The International Federation of Journalists said that 2002 has been a "year of targeting" in which investigative reporters on three continents died in separate assassinations for pursuing stories that expose terrorism, corruption or criminal activity.
"These journalists paid the ultimate price for their stories," said Aidan White, IFJ General Secretary announcing a total of 67 deaths in its 2002 report of journalists and media staff killed while on duty in Brussels today. "It is time for the international community and the media industry to join hands in a new campaign to hunt down those who target journalists for asking the tough questions that help keep democracy intact."
The IFJ says that the killing of Wall Street Journal reporter Daniel Pearl in January set the tone for a year of targeting of journalists.
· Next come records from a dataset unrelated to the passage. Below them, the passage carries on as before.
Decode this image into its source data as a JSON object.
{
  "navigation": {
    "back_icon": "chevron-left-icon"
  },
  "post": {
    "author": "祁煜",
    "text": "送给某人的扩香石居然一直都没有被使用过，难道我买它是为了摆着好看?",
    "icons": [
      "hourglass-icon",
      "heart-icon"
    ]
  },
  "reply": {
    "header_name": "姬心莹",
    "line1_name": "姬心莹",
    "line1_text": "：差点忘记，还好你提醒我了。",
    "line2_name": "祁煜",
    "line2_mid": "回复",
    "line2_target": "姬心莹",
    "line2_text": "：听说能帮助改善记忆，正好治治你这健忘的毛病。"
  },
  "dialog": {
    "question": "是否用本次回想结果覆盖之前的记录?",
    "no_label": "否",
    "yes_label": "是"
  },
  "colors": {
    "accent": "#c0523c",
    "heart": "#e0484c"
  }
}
Pearl, who was investigating the world of al-Qaeda and international terrorism, was kidnapped and mercilessly used by his captors in Pakistan who videotaped his killing.
"This unprecedented and chilling display of brutality reminds journalists that global media are in the frontline of the struggle for democracy and human rights," said Aidan White. Pearl was one of several cases highlighted by the IFJ - others were in India, Colombia, Russia and Brazil - where investigative journalists have been targeted.
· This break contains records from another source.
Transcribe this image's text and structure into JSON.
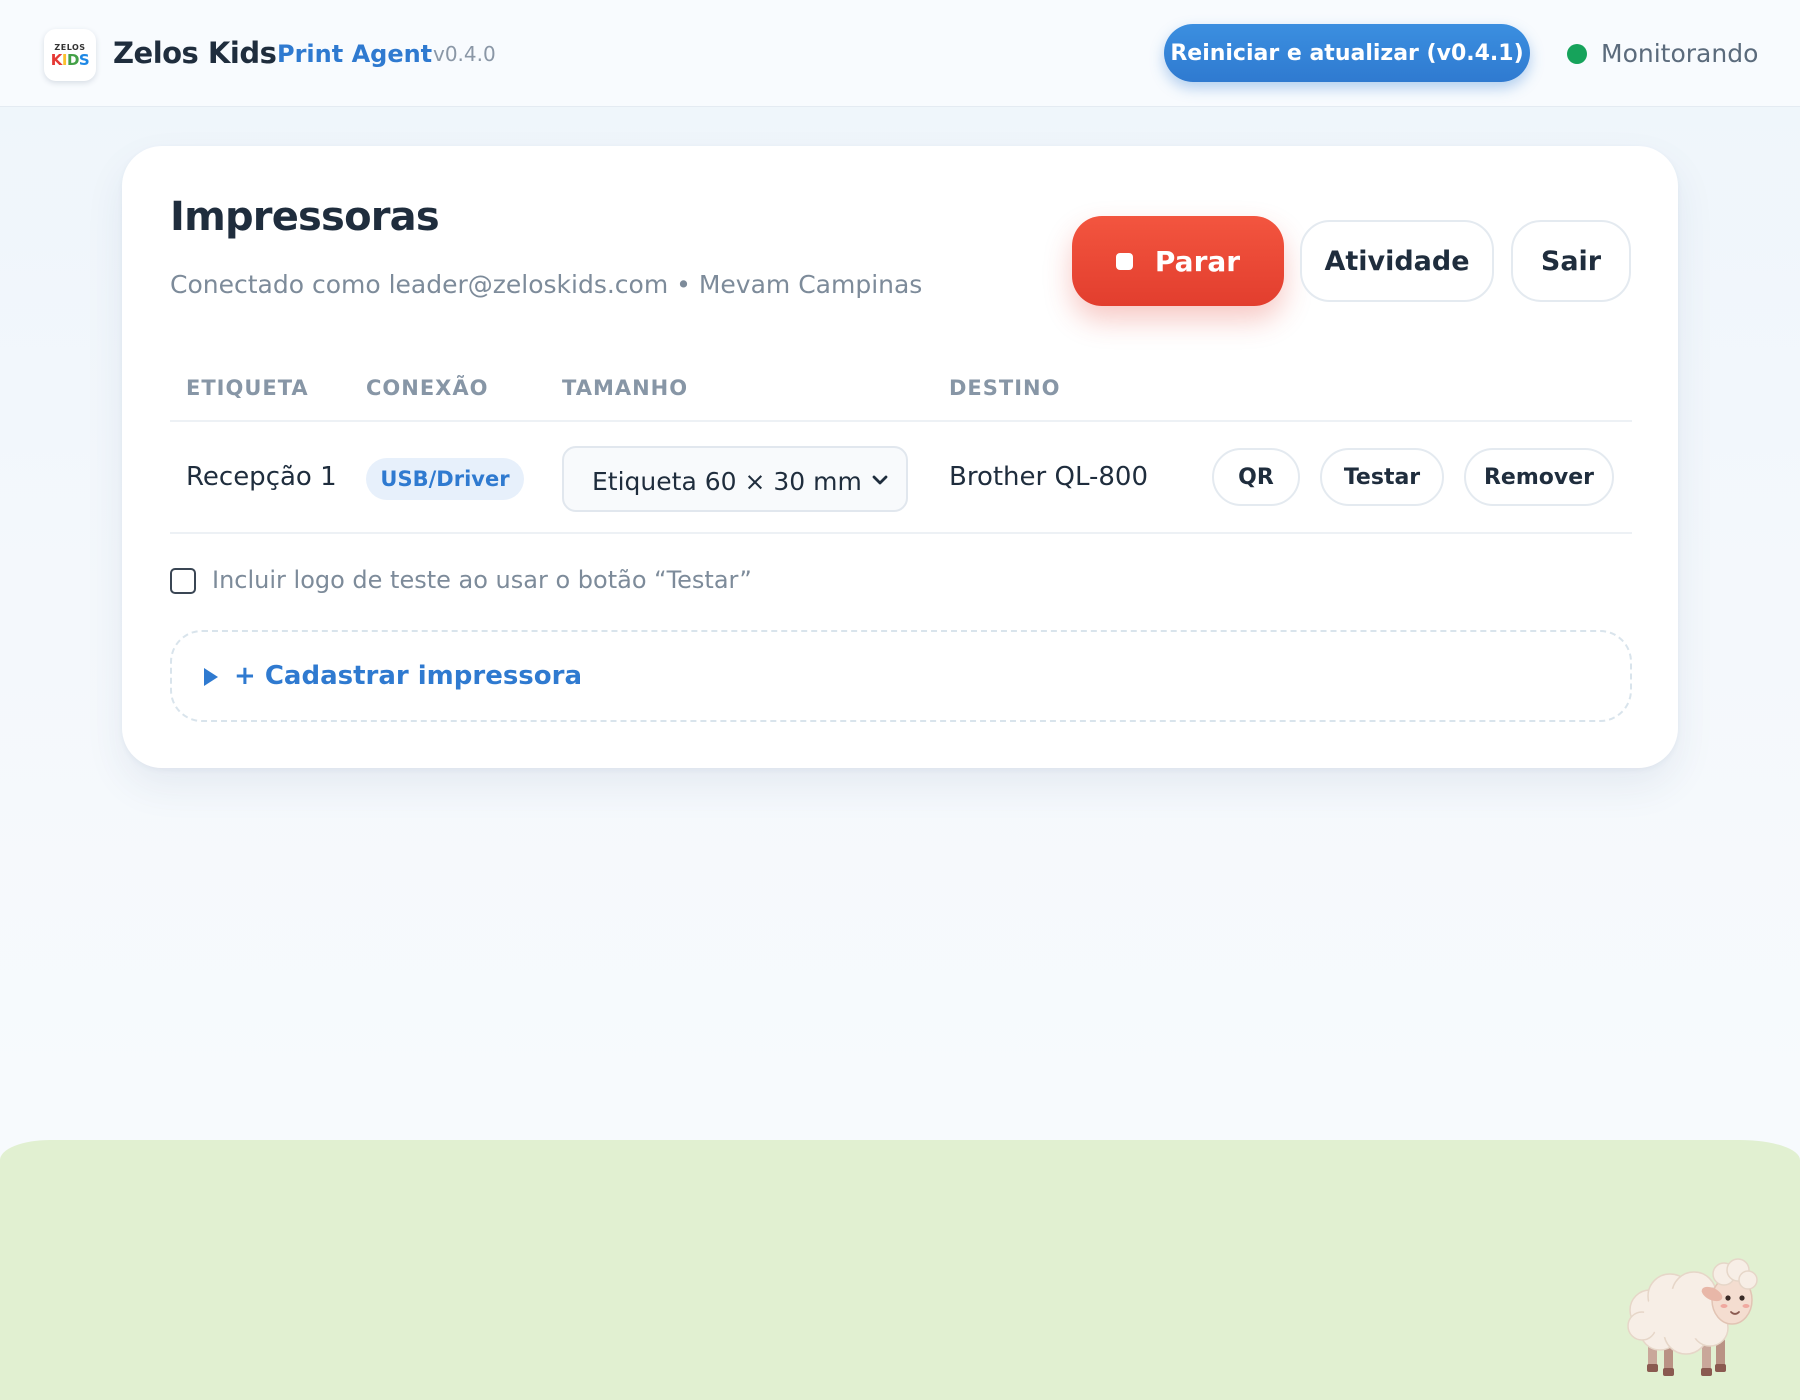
{
  "header": {
    "logo_top": "ZELOS",
    "logo_bottom": [
      "K",
      "I",
      "D",
      "S"
    ],
    "brand": "Zelos Kids",
    "product": "Print Agent",
    "version": "v0.4.0",
    "update_button": "Reiniciar e atualizar (v0.4.1)",
    "status": "Monitorando",
    "status_color": "#16a35b",
    "accent_color": "#2f7ad0"
  },
  "card": {
    "title": "Impressoras",
    "subtitle": "Conectado como leader@zeloskids.com • Mevam Campinas",
    "stop_button": "Parar",
    "activity_button": "Atividade",
    "exit_button": "Sair",
    "stop_color": "#e23e2e"
  },
  "table": {
    "headers": [
      "ETIQUETA",
      "CONEXÃO",
      "TAMANHO",
      "DESTINO"
    ],
    "rows": [
      {
        "label": "Recepção 1",
        "connection": "USB/Driver",
        "size": "Etiqueta 60 × 30 mm",
        "destination": "Brother QL-800",
        "actions": [
          "QR",
          "Testar",
          "Remover"
        ]
      }
    ]
  },
  "test_logo_option": {
    "label": "Incluir logo de teste ao usar o botão “Testar”",
    "checked": false
  },
  "register": {
    "label": "+ Cadastrar impressora",
    "expanded": false
  },
  "icons": {
    "stop": "stop-square-icon",
    "select": "chevron-down-icon",
    "disclosure": "triangle-right-icon",
    "mascot": "sheep-icon"
  }
}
"We have to do more to reduce risks," says the IFJ, which, with the International Press Institute, has established a coalition of more than 80 media, journalists' unions, press freedom groups and international organisations to launch the International News Safety Institute early next year.
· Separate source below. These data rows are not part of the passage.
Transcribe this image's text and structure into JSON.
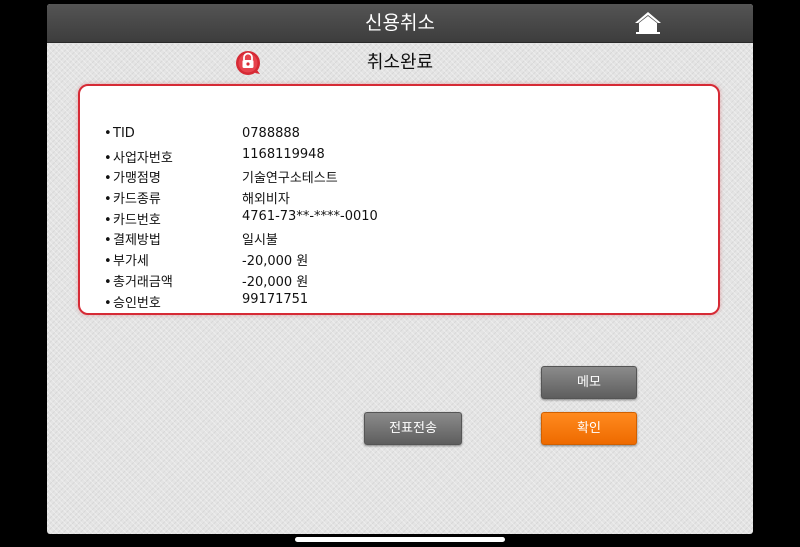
{
  "header": {
    "title": "신용취소",
    "home_icon": "home-icon"
  },
  "subheader": {
    "title": "취소완료",
    "status_icon": "lock-badge-icon",
    "accent": "#d62a35"
  },
  "details": [
    {
      "label": "TID",
      "value": "0788888"
    },
    {
      "label": "사업자번호",
      "value": "1168119948"
    },
    {
      "label": "가맹점명",
      "value": "기술연구소테스트"
    },
    {
      "label": "카드종류",
      "value": "해외비자"
    },
    {
      "label": "카드번호",
      "value": "4761-73**-****-0010"
    },
    {
      "label": "결제방법",
      "value": "일시불"
    },
    {
      "label": "부가세",
      "value": "-20,000 원"
    },
    {
      "label": "총거래금액",
      "value": "-20,000 원"
    },
    {
      "label": "승인번호",
      "value": "99171751"
    }
  ],
  "buttons": {
    "memo": "메모",
    "send_slip": "전표전송",
    "confirm": "확인"
  },
  "colors": {
    "confirm_button": "#f47a12",
    "card_border": "#d62a35"
  }
}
The new organisation will co-ordinate safety actions in defence of journalists and media staff around the world. "The world is an increasingly dangerous place for working journalists," said White, "We need a new culture of safety awareness that will reduce the risks to reporters without diminishing the media's right to cover the stories that need to be reported."
Once again, the IFJ has focused on Latin America where journalism is particularly threatened. In Colombia the toll has been high - ten deaths in the year. The IFJ responded by opening up a new office in Bogotá in October to monitor attacks and to help provide assistance to local journalists.
"Some of these killings were unavoidable. Journalists sometimes are in the wrong place at the wrong time and we recognise that, with ruthless criminals and indifferent politicians, often there is little that can be done to stop determined killers," said White, "but governments must be continually challenged to investigate and follow up every attack on media staff."
The IFJ has welcomed positive actions, such as in Mozambique, where the authorities have brought to trial people accused of the political assassination of Carlos Cardozo, a leading editor murdered in 2000. But the IFJ remains concerned that some other high-profile assassinations of journalists - Gyorgy Gongadze in the Ukraine and Martin O'Hagan in Northern Ireland - remain unsolved. "Governments have a responsibility to bring killers to justice," said White, "and in these cases we know from sources on the ground that more can and should be done." He warned that the targeting of journalists would continue "so long as governments fail to crack down hard on those who practice censorship by violence."
The IFJ says that a new global media safety organisation bringing together industry, press freedom groups and media staff will provide a new focus for pressure on governments. It will also strengthen media.
"We may not be able to stop all the killings, but we can put safety of journalism where it belongs - at the top of the media and governmental agenda," said White.